**REQUIREMENT**
The data are to be restated in full, exactly as presented.

**Items from a data source**
#####

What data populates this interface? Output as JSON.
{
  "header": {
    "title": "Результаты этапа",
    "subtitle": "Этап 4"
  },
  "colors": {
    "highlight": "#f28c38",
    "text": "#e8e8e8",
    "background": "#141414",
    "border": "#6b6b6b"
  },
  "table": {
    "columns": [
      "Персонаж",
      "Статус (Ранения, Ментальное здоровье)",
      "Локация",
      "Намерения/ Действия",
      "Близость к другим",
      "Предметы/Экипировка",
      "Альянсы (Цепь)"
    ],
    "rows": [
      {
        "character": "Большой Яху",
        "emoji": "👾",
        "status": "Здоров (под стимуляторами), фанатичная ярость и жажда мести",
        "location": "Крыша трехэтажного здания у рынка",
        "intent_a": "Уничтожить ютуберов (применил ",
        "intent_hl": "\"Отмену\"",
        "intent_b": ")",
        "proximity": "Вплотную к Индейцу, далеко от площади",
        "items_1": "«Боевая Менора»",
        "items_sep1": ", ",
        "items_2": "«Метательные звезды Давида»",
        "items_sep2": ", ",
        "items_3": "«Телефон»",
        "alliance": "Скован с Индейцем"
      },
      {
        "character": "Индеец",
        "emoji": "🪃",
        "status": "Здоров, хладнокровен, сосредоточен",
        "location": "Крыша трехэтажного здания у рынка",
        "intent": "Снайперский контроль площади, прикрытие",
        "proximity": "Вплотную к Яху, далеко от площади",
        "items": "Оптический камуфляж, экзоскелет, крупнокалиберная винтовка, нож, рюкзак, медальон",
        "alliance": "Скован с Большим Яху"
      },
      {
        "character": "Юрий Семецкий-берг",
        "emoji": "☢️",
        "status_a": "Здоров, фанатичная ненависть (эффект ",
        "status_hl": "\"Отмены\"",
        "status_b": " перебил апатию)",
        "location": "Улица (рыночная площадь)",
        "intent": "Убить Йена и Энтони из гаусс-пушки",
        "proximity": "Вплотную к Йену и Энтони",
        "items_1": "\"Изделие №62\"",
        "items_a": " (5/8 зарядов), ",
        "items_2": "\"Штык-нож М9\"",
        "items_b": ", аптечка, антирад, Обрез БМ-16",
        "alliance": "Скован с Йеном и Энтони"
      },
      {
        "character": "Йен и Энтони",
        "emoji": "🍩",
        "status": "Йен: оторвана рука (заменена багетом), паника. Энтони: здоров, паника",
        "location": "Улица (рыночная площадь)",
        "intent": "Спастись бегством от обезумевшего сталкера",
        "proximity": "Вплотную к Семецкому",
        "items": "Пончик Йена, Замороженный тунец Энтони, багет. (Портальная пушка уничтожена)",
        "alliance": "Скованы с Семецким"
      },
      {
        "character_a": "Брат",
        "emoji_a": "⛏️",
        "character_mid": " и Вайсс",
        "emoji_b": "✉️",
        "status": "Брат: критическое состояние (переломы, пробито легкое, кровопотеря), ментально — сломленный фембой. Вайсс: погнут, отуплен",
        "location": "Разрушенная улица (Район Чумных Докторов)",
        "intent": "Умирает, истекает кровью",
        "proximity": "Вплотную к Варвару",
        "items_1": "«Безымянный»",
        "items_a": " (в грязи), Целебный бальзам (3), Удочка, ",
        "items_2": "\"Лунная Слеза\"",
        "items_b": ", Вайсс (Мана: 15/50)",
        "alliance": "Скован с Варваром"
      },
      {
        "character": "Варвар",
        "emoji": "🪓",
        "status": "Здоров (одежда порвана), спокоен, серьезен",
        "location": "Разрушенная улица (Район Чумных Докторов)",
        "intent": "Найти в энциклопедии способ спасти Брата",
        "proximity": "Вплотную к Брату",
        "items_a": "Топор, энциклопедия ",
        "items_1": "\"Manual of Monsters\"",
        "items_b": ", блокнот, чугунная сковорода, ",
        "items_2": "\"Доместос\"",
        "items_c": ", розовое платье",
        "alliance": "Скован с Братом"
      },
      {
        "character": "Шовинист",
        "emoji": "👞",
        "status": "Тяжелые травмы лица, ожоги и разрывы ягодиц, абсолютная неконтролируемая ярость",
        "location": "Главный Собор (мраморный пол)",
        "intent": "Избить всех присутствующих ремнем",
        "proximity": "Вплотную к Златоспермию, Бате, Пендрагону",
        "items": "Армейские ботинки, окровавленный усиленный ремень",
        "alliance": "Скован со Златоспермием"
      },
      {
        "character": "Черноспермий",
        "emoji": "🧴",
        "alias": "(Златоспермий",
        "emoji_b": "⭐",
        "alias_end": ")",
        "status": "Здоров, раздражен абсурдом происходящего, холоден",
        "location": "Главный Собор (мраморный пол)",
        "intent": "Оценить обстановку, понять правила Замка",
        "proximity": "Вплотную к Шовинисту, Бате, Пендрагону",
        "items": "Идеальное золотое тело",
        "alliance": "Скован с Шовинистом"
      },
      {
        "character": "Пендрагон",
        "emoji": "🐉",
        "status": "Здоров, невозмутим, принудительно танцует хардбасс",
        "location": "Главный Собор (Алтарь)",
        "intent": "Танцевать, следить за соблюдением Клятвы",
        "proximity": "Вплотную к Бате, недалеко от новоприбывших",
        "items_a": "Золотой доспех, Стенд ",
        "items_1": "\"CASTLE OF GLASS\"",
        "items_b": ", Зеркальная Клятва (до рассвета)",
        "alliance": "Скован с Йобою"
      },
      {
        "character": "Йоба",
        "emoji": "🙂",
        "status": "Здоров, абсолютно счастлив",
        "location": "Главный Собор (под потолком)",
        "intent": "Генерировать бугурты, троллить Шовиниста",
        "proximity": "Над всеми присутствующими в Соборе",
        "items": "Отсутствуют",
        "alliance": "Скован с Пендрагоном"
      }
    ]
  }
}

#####

**EXPECTED OUTPUT**
What data populates this interface? Output as JSON.
{
  "header": {
    "title": "Результаты этапа",
    "subtitle": "Этап 4"
  },
  "colors": {
    "highlight": "#f28c38",
    "text": "#e8e8e8",
    "background": "#141414",
    "border": "#6b6b6b"
  },
  "table": {
    "columns": [
      "Персонаж",
      "Статус (Ранения, Ментальное здоровье)",
      "Локация",
      "Намерения/ Действия",
      "Близость к другим",
      "Предметы/Экипировка",
      "Альянсы (Цепь)"
    ],
    "rows": [
      {
        "character": "Большой Яху",
        "emoji": "👾",
        "status": "Здоров (под стимуляторами), фанатичная ярость и жажда мести",
        "location": "Крыша трехэтажного здания у рынка",
        "intent_a": "Уничтожить ютуберов (применил ",
        "intent_hl": "\"Отмену\"",
        "intent_b": ")",
        "proximity": "Вплотную к Индейцу, далеко от площади",
        "items_1": "«Боевая Менора»",
        "items_sep1": ", ",
        "items_2": "«Метательные звезды Давида»",
        "items_sep2": ", ",
        "items_3": "«Телефон»",
        "alliance": "Скован с Индейцем"
      },
      {
        "character": "Индеец",
        "emoji": "🪃",
        "status": "Здоров, хладнокровен, сосредоточен",
        "location": "Крыша трехэтажного здания у рынка",
        "intent": "Снайперский контроль площади, прикрытие",
        "proximity": "Вплотную к Яху, далеко от площади",
        "items": "Оптический камуфляж, экзоскелет, крупнокалиберная винтовка, нож, рюкзак, медальон",
        "alliance": "Скован с Большим Яху"
      },
      {
        "character": "Юрий Семецкий-берг",
        "emoji": "☢️",
        "status_a": "Здоров, фанатичная ненависть (эффект ",
        "status_hl": "\"Отмены\"",
        "status_b": " перебил апатию)",
        "location": "Улица (рыночная площадь)",
        "intent": "Убить Йена и Энтони из гаусс-пушки",
        "proximity": "Вплотную к Йену и Энтони",
        "items_1": "\"Изделие №62\"",
        "items_a": " (5/8 зарядов), ",
        "items_2": "\"Штык-нож М9\"",
        "items_b": ", аптечка, антирад, Обрез БМ-16",
        "alliance": "Скован с Йеном и Энтони"
      },
      {
        "character": "Йен и Энтони",
        "emoji": "🍩",
        "status": "Йен: оторвана рука (заменена багетом), паника. Энтони: здоров, паника",
        "location": "Улица (рыночная площадь)",
        "intent": "Спастись бегством от обезумевшего сталкера",
        "proximity": "Вплотную к Семецкому",
        "items": "Пончик Йена, Замороженный тунец Энтони, багет. (Портальная пушка уничтожена)",
        "alliance": "Скованы с Семецким"
      },
      {
        "character_a": "Брат",
        "emoji_a": "⛏️",
        "character_mid": " и Вайсс",
        "emoji_b": "✉️",
        "status": "Брат: критическое состояние (переломы, пробито легкое, кровопотеря), ментально — сломленный фембой. Вайсс: погнут, отуплен",
        "location": "Разрушенная улица (Район Чумных Докторов)",
        "intent": "Умирает, истекает кровью",
        "proximity": "Вплотную к Варвару",
        "items_1": "«Безымянный»",
        "items_a": " (в грязи), Целебный бальзам (3), Удочка, ",
        "items_2": "\"Лунная Слеза\"",
        "items_b": ", Вайсс (Мана: 15/50)",
        "alliance": "Скован с Варваром"
      },
      {
        "character": "Варвар",
        "emoji": "🪓",
        "status": "Здоров (одежда порвана), спокоен, серьезен",
        "location": "Разрушенная улица (Район Чумных Докторов)",
        "intent": "Найти в энциклопедии способ спасти Брата",
        "proximity": "Вплотную к Брату",
        "items_a": "Топор, энциклопедия ",
        "items_1": "\"Manual of Monsters\"",
        "items_b": ", блокнот, чугунная сковорода, ",
        "items_2": "\"Доместос\"",
        "items_c": ", розовое платье",
        "alliance": "Скован с Братом"
      },
      {
        "character": "Шовинист",
        "emoji": "👞",
        "status": "Тяжелые травмы лица, ожоги и разрывы ягодиц, абсолютная неконтролируемая ярость",
        "location": "Главный Собор (мраморный пол)",
        "intent": "Избить всех присутствующих ремнем",
        "proximity": "Вплотную к Златоспермию, Бате, Пендрагону",
        "items": "Армейские ботинки, окровавленный усиленный ремень",
        "alliance": "Скован со Златоспермием"
      },
      {
        "character": "Черноспермий",
        "emoji": "🧴",
        "alias": "(Златоспермий",
        "emoji_b": "⭐",
        "alias_end": ")",
        "status": "Здоров, раздражен абсурдом происходящего, холоден",
        "location": "Главный Собор (мраморный пол)",
        "intent": "Оценить обстановку, понять правила Замка",
        "proximity": "Вплотную к Шовинисту, Бате, Пендрагону",
        "items": "Идеальное золотое тело",
        "alliance": "Скован с Шовинистом"
      },
      {
        "character": "Пендрагон",
        "emoji": "🐉",
        "status": "Здоров, невозмутим, принудительно танцует хардбасс",
        "location": "Главный Собор (Алтарь)",
        "intent": "Танцевать, следить за соблюдением Клятвы",
        "proximity": "Вплотную к Бате, недалеко от новоприбывших",
        "items_a": "Золотой доспех, Стенд ",
        "items_1": "\"CASTLE OF GLASS\"",
        "items_b": ", Зеркальная Клятва (до рассвета)",
        "alliance": "Скован с Йобою"
      },
      {
        "character": "Йоба",
        "emoji": "🙂",
        "status": "Здоров, абсолютно счастлив",
        "location": "Главный Собор (под потолком)",
        "intent": "Генерировать бугурты, троллить Шовиниста",
        "proximity": "Над всеми присутствующими в Соборе",
        "items": "Отсутствуют",
        "alliance": "Скован с Пендрагоном"
      }
    ]
  }
}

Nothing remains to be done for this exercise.